I’ve been think­ing about the ‘notch’ in the iPhone X. In case you’ve no idea what I’m talk­ing about, the X has an ‘all-screen’ design; the  home but­ton is gone, and the front of the device no longer has bezels above and below the screen except for a curv­ing indent at the top which holds image sen­sors nec­es­sary for the cam­era and the new facial authen­ti­ca­tion fea­ture.

It seems some­how like a design com­pro­mise; the sen­sors are of course nec­es­sary, but it feels like there could have been a full-width nar­row bezel at the top of the device rather than the slight­ly odd notch that requires spe­cial design con­sid­er­a­tion.

But my thought was: if they chose a full-width bezel, what would make the iPhone dis­tinc­tive? Put one on the table face-up next to, say, a new LG or Sam­sung Galaxy phone, how could you tell, at a glance, which was the iPhone?

Two rows of icons for smartphone functions, using an outline that looks similar to an iPhone
icons from the the noun project

The iPhone’s sin­gle but­ton design is so dis­tinc­tive that it’s become the de fac­to icon for smart­phones. With­out it, the phone looks like every oth­er mod­ern smart­phone (until you pick it up or unlock it). The notch gives the X a unique look that con­tin­ues to make it unmis­tak­ably an Apple prod­uct, even with the full-device screen. It makes it dis­tinc­tive enough to be icon­ic, and to pro­tect legally—given Apple’s liti­gious his­to­ry, not a small con­sid­er­a­tion.

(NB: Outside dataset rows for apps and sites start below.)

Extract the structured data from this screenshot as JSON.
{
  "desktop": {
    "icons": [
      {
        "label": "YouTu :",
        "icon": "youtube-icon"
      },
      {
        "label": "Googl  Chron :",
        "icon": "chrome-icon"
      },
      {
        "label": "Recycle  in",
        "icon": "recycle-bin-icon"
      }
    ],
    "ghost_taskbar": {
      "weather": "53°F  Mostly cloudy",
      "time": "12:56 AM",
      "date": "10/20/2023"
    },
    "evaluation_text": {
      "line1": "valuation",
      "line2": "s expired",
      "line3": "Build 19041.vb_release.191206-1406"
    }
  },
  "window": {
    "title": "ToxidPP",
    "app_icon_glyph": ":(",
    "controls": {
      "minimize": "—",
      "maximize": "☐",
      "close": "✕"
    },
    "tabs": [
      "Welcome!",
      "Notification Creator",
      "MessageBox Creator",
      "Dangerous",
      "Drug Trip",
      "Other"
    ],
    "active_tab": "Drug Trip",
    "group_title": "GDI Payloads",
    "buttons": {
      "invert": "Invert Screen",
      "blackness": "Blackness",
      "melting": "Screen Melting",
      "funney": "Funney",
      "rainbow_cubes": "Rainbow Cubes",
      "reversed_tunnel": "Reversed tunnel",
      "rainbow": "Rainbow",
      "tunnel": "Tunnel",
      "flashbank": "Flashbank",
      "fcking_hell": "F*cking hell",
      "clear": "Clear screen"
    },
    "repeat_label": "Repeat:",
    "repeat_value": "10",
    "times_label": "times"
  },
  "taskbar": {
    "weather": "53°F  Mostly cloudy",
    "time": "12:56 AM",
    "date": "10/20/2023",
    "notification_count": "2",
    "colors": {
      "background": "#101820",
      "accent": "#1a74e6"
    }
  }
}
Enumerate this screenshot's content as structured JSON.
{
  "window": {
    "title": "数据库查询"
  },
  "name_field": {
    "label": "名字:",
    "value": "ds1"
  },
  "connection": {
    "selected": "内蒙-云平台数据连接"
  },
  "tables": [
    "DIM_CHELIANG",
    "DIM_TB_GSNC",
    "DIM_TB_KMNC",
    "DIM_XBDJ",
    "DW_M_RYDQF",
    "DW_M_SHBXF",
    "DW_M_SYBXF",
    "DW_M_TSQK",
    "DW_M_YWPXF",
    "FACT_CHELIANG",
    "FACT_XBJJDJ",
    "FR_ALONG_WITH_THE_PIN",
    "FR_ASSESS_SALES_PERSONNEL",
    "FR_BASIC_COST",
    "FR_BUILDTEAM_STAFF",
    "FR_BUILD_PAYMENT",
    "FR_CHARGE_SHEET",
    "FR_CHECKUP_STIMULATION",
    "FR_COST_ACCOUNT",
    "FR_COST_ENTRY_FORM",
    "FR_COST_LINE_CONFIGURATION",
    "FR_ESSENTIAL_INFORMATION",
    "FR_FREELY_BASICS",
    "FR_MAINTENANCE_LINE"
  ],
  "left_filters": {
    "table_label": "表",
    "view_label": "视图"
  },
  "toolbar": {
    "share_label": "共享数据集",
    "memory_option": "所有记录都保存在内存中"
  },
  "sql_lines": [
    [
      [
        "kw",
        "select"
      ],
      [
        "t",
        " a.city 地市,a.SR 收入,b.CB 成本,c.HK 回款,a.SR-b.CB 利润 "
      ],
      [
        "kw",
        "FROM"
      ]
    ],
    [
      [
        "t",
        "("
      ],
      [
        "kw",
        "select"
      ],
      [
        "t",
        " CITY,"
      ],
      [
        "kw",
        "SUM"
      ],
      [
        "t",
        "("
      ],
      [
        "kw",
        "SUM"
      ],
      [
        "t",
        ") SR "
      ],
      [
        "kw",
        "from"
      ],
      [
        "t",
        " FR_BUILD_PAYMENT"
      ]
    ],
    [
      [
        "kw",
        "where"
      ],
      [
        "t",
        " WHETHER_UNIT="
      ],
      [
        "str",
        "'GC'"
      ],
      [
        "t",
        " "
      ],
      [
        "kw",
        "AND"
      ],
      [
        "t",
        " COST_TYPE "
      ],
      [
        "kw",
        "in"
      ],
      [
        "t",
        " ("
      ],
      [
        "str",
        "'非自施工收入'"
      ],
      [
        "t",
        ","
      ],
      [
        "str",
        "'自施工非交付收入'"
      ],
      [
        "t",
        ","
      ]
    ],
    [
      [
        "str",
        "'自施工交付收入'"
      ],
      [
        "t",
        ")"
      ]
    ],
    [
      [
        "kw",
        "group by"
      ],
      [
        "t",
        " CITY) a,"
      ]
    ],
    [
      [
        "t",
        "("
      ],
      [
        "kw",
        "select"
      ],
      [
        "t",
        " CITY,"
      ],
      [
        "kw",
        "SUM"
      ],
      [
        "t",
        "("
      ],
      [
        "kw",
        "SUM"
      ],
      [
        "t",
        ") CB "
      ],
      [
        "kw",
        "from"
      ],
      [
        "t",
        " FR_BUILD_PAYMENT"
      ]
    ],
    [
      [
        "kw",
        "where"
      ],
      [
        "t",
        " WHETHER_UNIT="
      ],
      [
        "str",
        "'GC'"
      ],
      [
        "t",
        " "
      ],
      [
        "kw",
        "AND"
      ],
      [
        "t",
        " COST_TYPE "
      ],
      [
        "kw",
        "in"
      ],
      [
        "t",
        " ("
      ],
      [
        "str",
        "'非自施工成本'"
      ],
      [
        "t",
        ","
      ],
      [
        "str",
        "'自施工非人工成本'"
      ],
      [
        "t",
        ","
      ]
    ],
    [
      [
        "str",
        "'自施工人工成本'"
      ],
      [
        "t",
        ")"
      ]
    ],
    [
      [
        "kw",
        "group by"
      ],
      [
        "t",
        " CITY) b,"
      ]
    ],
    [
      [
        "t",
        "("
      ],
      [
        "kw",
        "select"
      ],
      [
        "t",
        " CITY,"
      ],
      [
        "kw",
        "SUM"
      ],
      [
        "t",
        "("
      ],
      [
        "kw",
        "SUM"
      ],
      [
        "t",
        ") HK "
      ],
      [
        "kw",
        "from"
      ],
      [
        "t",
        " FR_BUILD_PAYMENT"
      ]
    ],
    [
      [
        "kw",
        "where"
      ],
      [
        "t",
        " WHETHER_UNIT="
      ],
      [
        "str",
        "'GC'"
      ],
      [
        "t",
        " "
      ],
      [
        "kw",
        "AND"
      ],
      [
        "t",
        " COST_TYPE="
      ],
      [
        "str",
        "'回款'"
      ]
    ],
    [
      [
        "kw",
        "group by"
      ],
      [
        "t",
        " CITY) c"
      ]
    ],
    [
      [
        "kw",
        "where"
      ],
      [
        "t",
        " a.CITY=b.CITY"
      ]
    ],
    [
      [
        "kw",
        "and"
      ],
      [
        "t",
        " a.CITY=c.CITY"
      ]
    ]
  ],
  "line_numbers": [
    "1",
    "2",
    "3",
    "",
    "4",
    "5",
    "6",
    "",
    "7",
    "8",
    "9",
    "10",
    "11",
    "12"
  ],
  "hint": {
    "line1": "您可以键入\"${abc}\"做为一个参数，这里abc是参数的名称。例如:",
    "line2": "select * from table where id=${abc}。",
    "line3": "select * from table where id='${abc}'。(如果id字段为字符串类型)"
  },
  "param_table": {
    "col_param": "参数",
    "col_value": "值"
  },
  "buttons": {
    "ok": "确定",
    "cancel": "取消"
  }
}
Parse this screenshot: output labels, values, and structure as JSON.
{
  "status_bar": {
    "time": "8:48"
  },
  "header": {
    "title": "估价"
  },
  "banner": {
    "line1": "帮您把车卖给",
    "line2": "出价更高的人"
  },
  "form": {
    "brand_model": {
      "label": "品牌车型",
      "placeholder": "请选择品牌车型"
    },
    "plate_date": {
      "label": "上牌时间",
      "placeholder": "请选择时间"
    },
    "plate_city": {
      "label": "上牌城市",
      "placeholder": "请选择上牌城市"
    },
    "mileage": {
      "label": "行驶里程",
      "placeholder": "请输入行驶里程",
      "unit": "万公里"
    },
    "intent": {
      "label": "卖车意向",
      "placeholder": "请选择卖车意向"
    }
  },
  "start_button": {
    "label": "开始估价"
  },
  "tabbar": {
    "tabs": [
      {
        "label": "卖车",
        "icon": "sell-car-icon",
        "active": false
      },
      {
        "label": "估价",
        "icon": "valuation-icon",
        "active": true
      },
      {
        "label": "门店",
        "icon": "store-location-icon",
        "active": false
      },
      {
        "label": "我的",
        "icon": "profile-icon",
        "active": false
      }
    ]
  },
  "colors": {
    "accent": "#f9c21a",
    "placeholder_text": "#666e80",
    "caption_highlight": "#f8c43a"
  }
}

Of course it requires more work from app design­ers and devel­op­ers to make their prod­ucts look good, but Apple is one of the few (per­haps only) com­pa­nies with enough clout, and a devot­ed fol­low­ing, to put in the extra work—you can’t imag­ine LG being able to con­vince Android app mak­ers to put in the extra shift in that way. So per­haps its still some­what of a design kludge, but it’s a kludge with pur­pose.


Also pub­lished on Medi­um.